Important to the success of the initiative was Alvie and Dalraddy’s understanding that paying guests require an authentic experience. A communicative and genuinely knowledgeable stalker, and the bothy were important elements of that experience.
The start up cost for the initiative was low. The stalker would have been making the daily trip to feed the deer regardless of whether guests joined him or not. The estates also had a vehicle that could carry more people, so that up to eight guests could be accommodated on one trip.
Tailoring the experience
In 2009 the estate started to get enquiries from wildlife photographers who were keen to go out with the stalker in order to get close up shots of the stags. The estates initially took the photographers up to the hill as part of a trip with other members of the public who were interested only in watching the deer. They realized however after only one such trip that the two types of visitor were not compatible.
The photographers wanted to spend much longer on the hill and to photograph the stags both before and after they had been fed. This resulted in members of the public waiting around for long periods.
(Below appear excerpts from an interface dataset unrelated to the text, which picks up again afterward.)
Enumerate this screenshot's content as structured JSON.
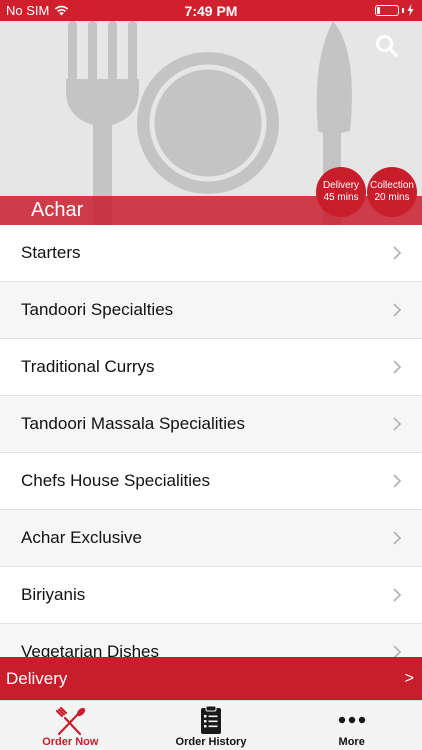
{
  "status_bar": {
    "carrier": "No SIM",
    "time": "7:49 PM"
  },
  "restaurant": {
    "name": "Achar"
  },
  "badges": {
    "delivery_title": "Delivery",
    "delivery_time": "45 mins",
    "collection_title": "Collection",
    "collection_time": "20 mins"
  },
  "categories": [
    {
      "label": "Starters"
    },
    {
      "label": "Tandoori Specialties"
    },
    {
      "label": "Traditional Currys"
    },
    {
      "label": "Tandoori Massala Specialities"
    },
    {
      "label": "Chefs House Specialities"
    },
    {
      "label": "Achar Exclusive"
    },
    {
      "label": "Biriyanis"
    },
    {
      "label": "Vegetarian Dishes"
    }
  ],
  "delivery_bar": {
    "label": "Delivery",
    "arrow": ">"
  },
  "tabs": [
    {
      "label": "Order Now",
      "icon": "fork-knife-icon"
    },
    {
      "label": "Order History",
      "icon": "clipboard-icon"
    },
    {
      "label": "More",
      "icon": "more-dots-icon"
    }
  ],
  "colors": {
    "brand_red": "#c81d2b",
    "status_bar_red": "#d0202e"
  }
}
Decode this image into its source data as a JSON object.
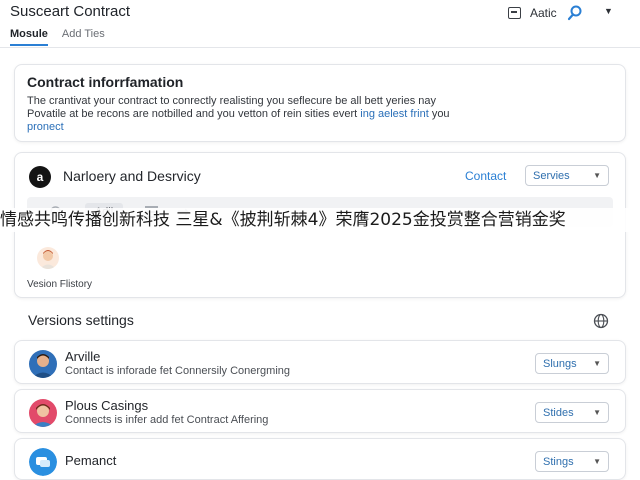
{
  "header": {
    "title": "Susceart Contract",
    "right_label": "Aatic",
    "icons": [
      "box-icon",
      "search-icon",
      "chevron-down-icon"
    ]
  },
  "tabs": [
    {
      "label": "Mosule",
      "active": true
    },
    {
      "label": "Add Ties",
      "active": false
    }
  ],
  "info": {
    "title": "Contract inforrfamation",
    "line1": "The crantivat your contract to conrectly realisting you seflecure be all bett yeries nay",
    "line2": "Povatile at be recons are notbilled and you vetton of rein sities evert",
    "line2_link": "ing aelest frint",
    "line2_end": "you",
    "line3_link": "pronect"
  },
  "nd": {
    "logo": "a",
    "title": "Narloery and Desrvicy",
    "contact": "Contact",
    "services": "Servies",
    "toolbar_add": "Adil"
  },
  "banner": "情感共鸣传播创新科技 三星&《披荆斩棘4》荣膺2025金投赏整合营销金奖",
  "version_history": "Vesion Flistory",
  "versions": {
    "title": "Versions settings",
    "rows": [
      {
        "name": "Arville",
        "desc": "Contact is inforade fet Connersily Conergming",
        "button": "Slungs"
      },
      {
        "name": "Plous Casings",
        "desc": "Connects is infer add fet Contract Affering",
        "button": "Stides"
      },
      {
        "name": "Pemanct",
        "desc": "",
        "button": "Stings"
      }
    ]
  },
  "colors": {
    "accent": "#2a7fd4",
    "link": "#2a6fb8",
    "border": "#e3e5e9"
  }
}
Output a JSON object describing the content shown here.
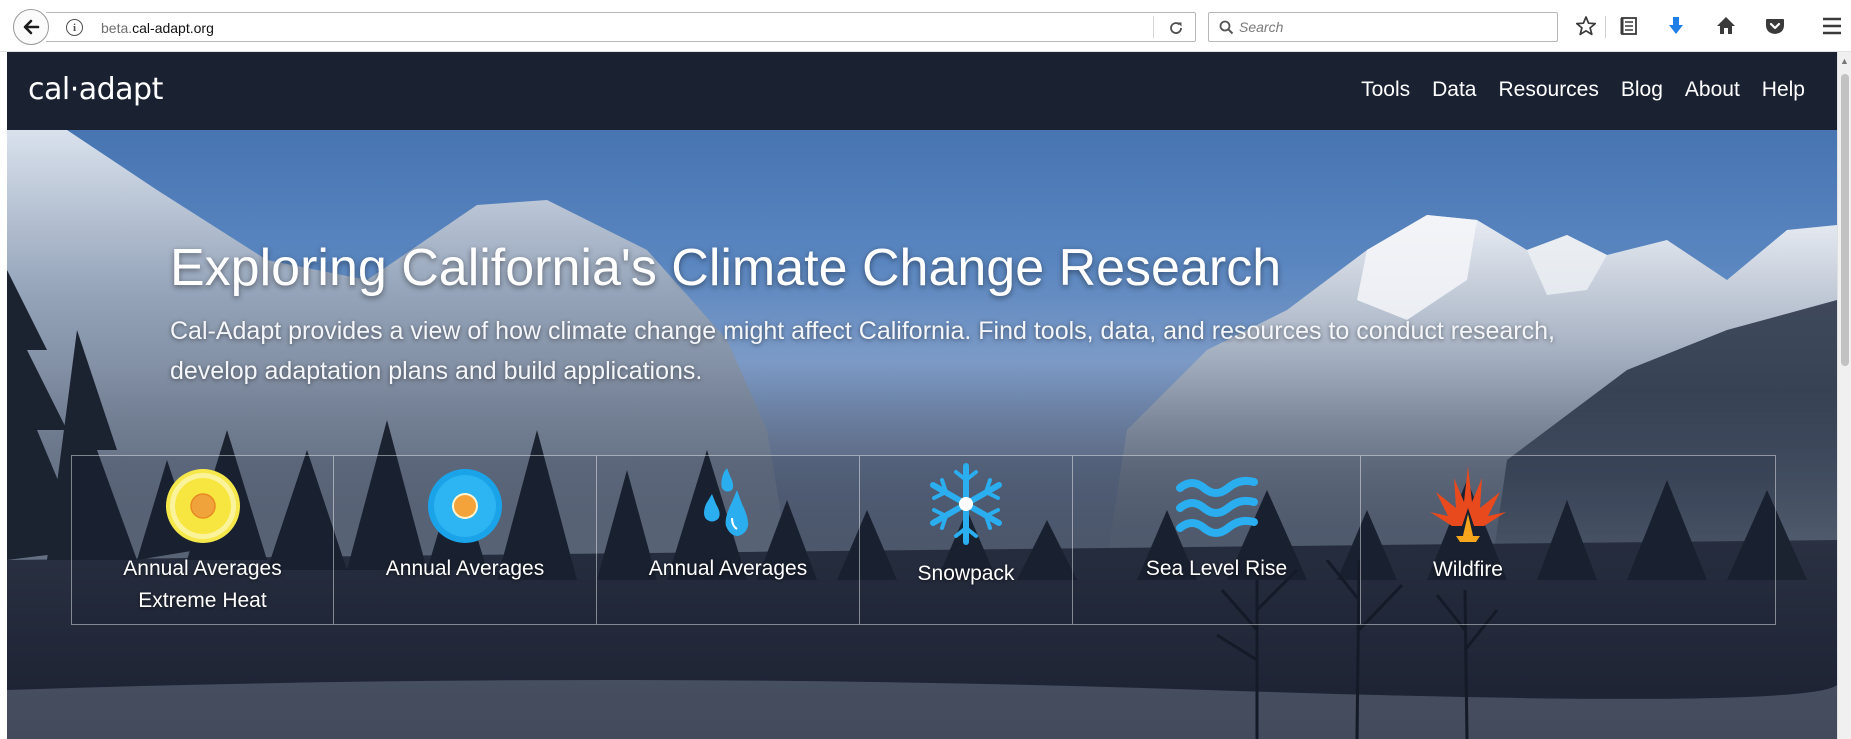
{
  "browser": {
    "url_subdomain": "beta.",
    "url_domain": "cal-adapt.org",
    "search_placeholder": "Search"
  },
  "site": {
    "logo": "cal·adapt",
    "nav": [
      "Tools",
      "Data",
      "Resources",
      "Blog",
      "About",
      "Help"
    ]
  },
  "hero": {
    "title": "Exploring California's Climate Change Research",
    "subtitle": "Cal-Adapt provides a view of how climate change might affect California. Find tools, data, and resources to conduct research, develop adaptation plans and build applications."
  },
  "tiles": [
    {
      "label_line1": "Annual Averages",
      "label_line2": "Extreme Heat",
      "icon": "sun-icon"
    },
    {
      "label_line1": "Annual Averages",
      "label_line2": "",
      "icon": "temperature-icon"
    },
    {
      "label_line1": "Annual Averages",
      "label_line2": "",
      "icon": "water-drops-icon"
    },
    {
      "label_line1": "Snowpack",
      "label_line2": "",
      "icon": "snowflake-icon"
    },
    {
      "label_line1": "Sea Level Rise",
      "label_line2": "",
      "icon": "waves-icon"
    },
    {
      "label_line1": "Wildfire",
      "label_line2": "",
      "icon": "fire-icon"
    }
  ],
  "colors": {
    "nav_bg": "#1a2131",
    "sun_yellow": "#f6e84a",
    "sun_center": "#f0a33a",
    "blue_icon": "#1aa3e8",
    "fire_red": "#e84a1e",
    "fire_orange": "#f5a61d"
  }
}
They have now therefore developed different packages and pricing structures for different clientele.
In winter 2009/2010 the initiative covered the costs of the deer feed and provided the estates with additional income beyond that, as well as providing another activity and attraction for their guests.
Alvie and Dalraddy’s initiative is an excellent example of a rural business that has recognized that its traditions and its modern day practices are of interest to the public provided the experience offered is authentic and of good quality.